[Start of section]
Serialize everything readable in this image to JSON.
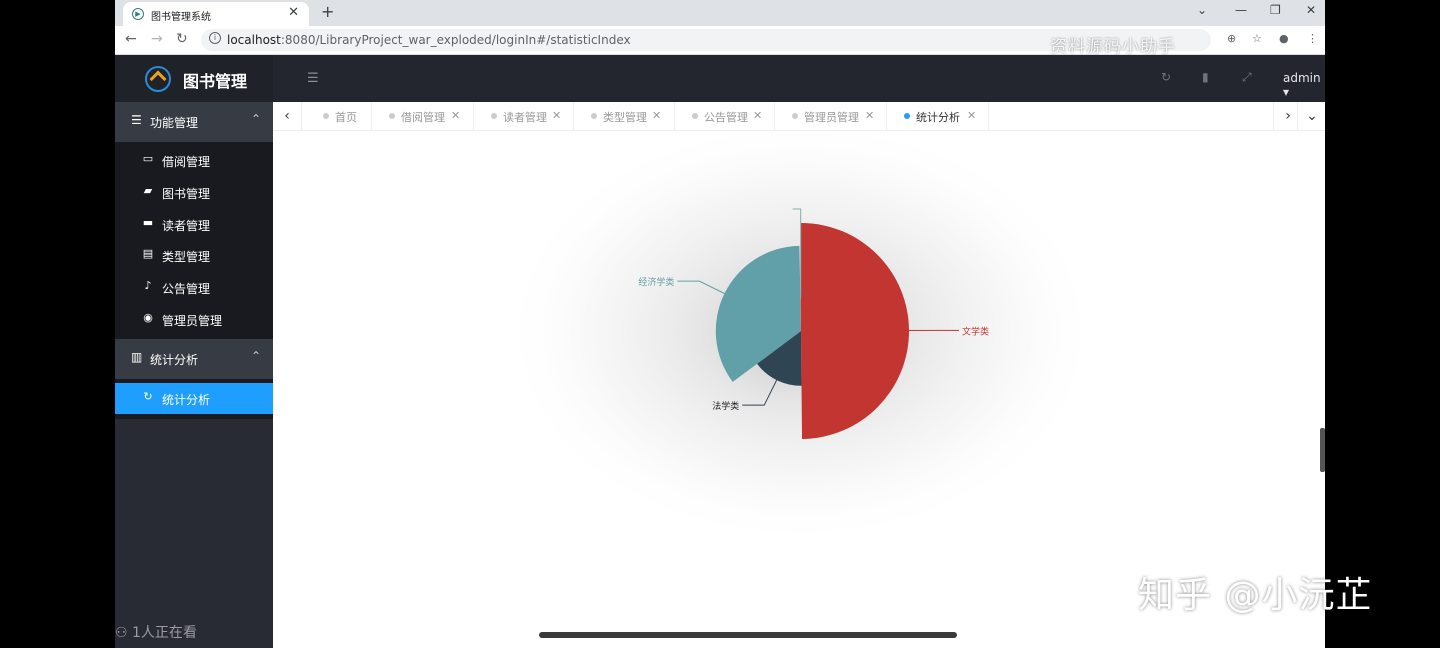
{
  "browser": {
    "tab_title": "图书管理系统",
    "url_host": "localhost",
    "url_rest": ":8080/LibraryProject_war_exploded/loginIn#/statisticIndex",
    "watermark": "资料源码小助手"
  },
  "header": {
    "logo_text": "图书管理",
    "user": "admin"
  },
  "sidebar": {
    "group1": "功能管理",
    "items": [
      {
        "label": "借阅管理",
        "icon": "window-icon"
      },
      {
        "label": "图书管理",
        "icon": "book-icon"
      },
      {
        "label": "读者管理",
        "icon": "card-icon"
      },
      {
        "label": "类型管理",
        "icon": "document-icon"
      },
      {
        "label": "公告管理",
        "icon": "bell-icon"
      },
      {
        "label": "管理员管理",
        "icon": "user-circle-icon"
      }
    ],
    "group2": "统计分析",
    "active_item": "统计分析",
    "viewers": "1人正在看"
  },
  "tabs": [
    {
      "label": "首页",
      "active": false,
      "closable": false
    },
    {
      "label": "借阅管理",
      "active": false,
      "closable": true
    },
    {
      "label": "读者管理",
      "active": false,
      "closable": true
    },
    {
      "label": "类型管理",
      "active": false,
      "closable": true
    },
    {
      "label": "公告管理",
      "active": false,
      "closable": true
    },
    {
      "label": "管理员管理",
      "active": false,
      "closable": true
    },
    {
      "label": "统计分析",
      "active": true,
      "closable": true
    }
  ],
  "chart_data": {
    "type": "pie",
    "variant": "rose",
    "slices": [
      {
        "name": "文学类",
        "value": 50,
        "color": "#c23531"
      },
      {
        "name": "法学类",
        "value": 15,
        "color": "#2f4554"
      },
      {
        "name": "经济学类",
        "value": 35,
        "color": "#61a0a8"
      },
      {
        "name": "",
        "value": 0.3,
        "color": "#d48265"
      }
    ]
  },
  "watermark_bottom": "知乎 @小沅芷"
}
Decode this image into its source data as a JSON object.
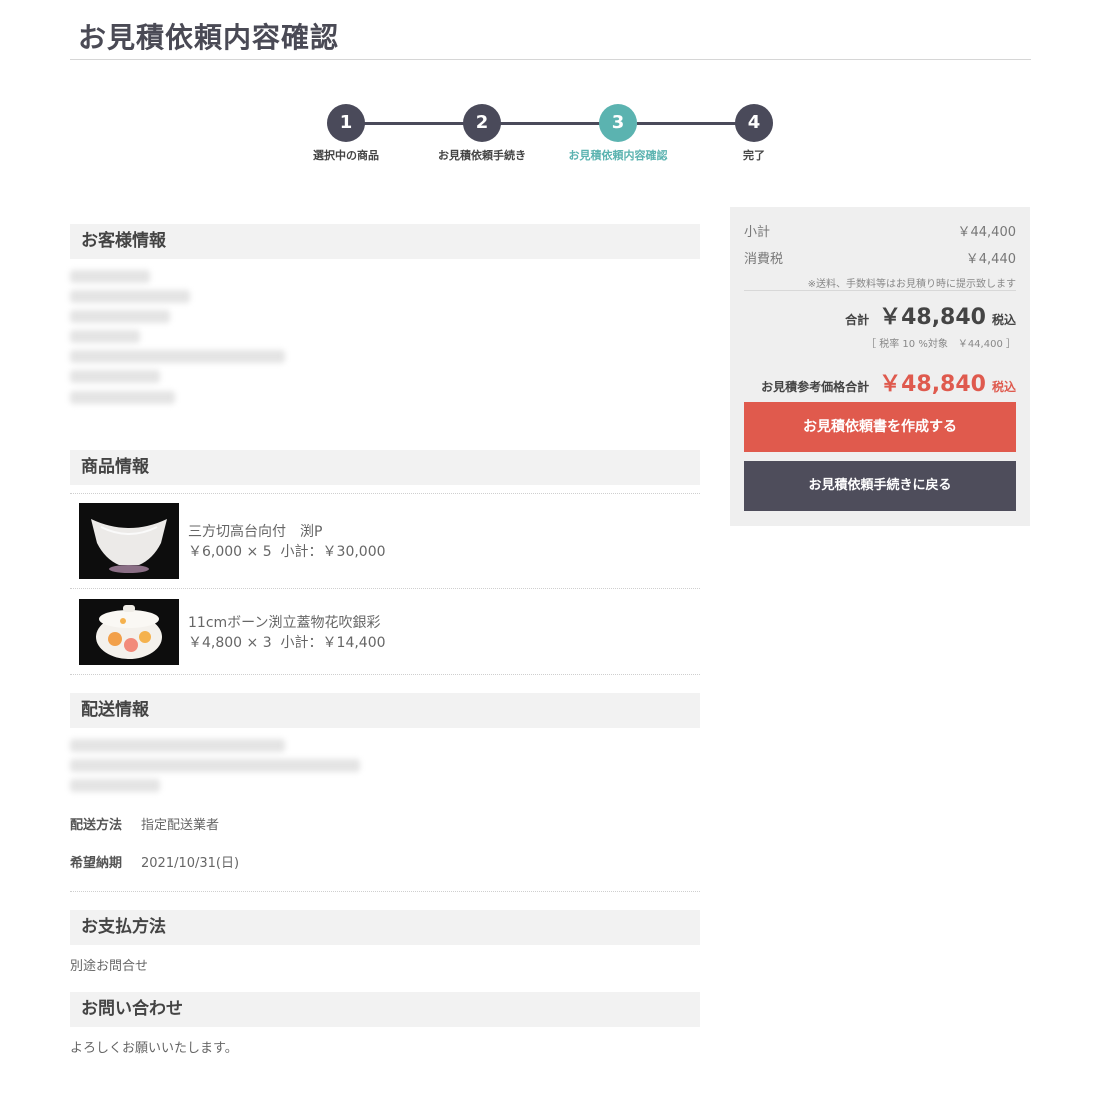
{
  "page": {
    "title": "お見積依頼内容確認"
  },
  "steps": [
    {
      "num": "1",
      "label": "選択中の商品"
    },
    {
      "num": "2",
      "label": "お見積依頼手続き"
    },
    {
      "num": "3",
      "label": "お見積依頼内容確認"
    },
    {
      "num": "4",
      "label": "完了"
    }
  ],
  "sections": {
    "customer": "お客様情報",
    "products": "商品情報",
    "shipping": "配送情報",
    "payment": "お支払方法",
    "inquiry": "お問い合わせ"
  },
  "products": [
    {
      "name": "三方切高台向付　渕P",
      "price": "￥6,000 × 5",
      "subtotal": "小計：￥30,000"
    },
    {
      "name": "11cmボーン渕立蓋物花吹銀彩",
      "price": "￥4,800 × 3",
      "subtotal": "小計：￥14,400"
    }
  ],
  "shipping": {
    "method_label": "配送方法",
    "method_value": "指定配送業者",
    "date_label": "希望納期",
    "date_value": "2021/10/31(日)"
  },
  "payment": {
    "value": "別途お問合せ"
  },
  "inquiry": {
    "value": "よろしくお願いいたします。"
  },
  "summary": {
    "subtotal_label": "小計",
    "subtotal_value": "￥44,400",
    "tax_label": "消費税",
    "tax_value": "￥4,440",
    "note": "※送料、手数料等はお見積り時に提示致します",
    "total_label": "合計",
    "total_value": "￥48,840",
    "total_tax": "税込",
    "rate_note": "［ 税率 10 %対象　￥44,400 ］",
    "ref_label": "お見積参考価格合計",
    "ref_value": "￥48,840",
    "ref_tax": "税込",
    "create_button": "お見積依頼書を作成する",
    "back_button": "お見積依頼手続きに戻る"
  }
}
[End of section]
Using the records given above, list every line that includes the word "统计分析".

## Problem solution
    "group2": "统计分析",
    "active_item": "统计分析",
      "label": "统计分析",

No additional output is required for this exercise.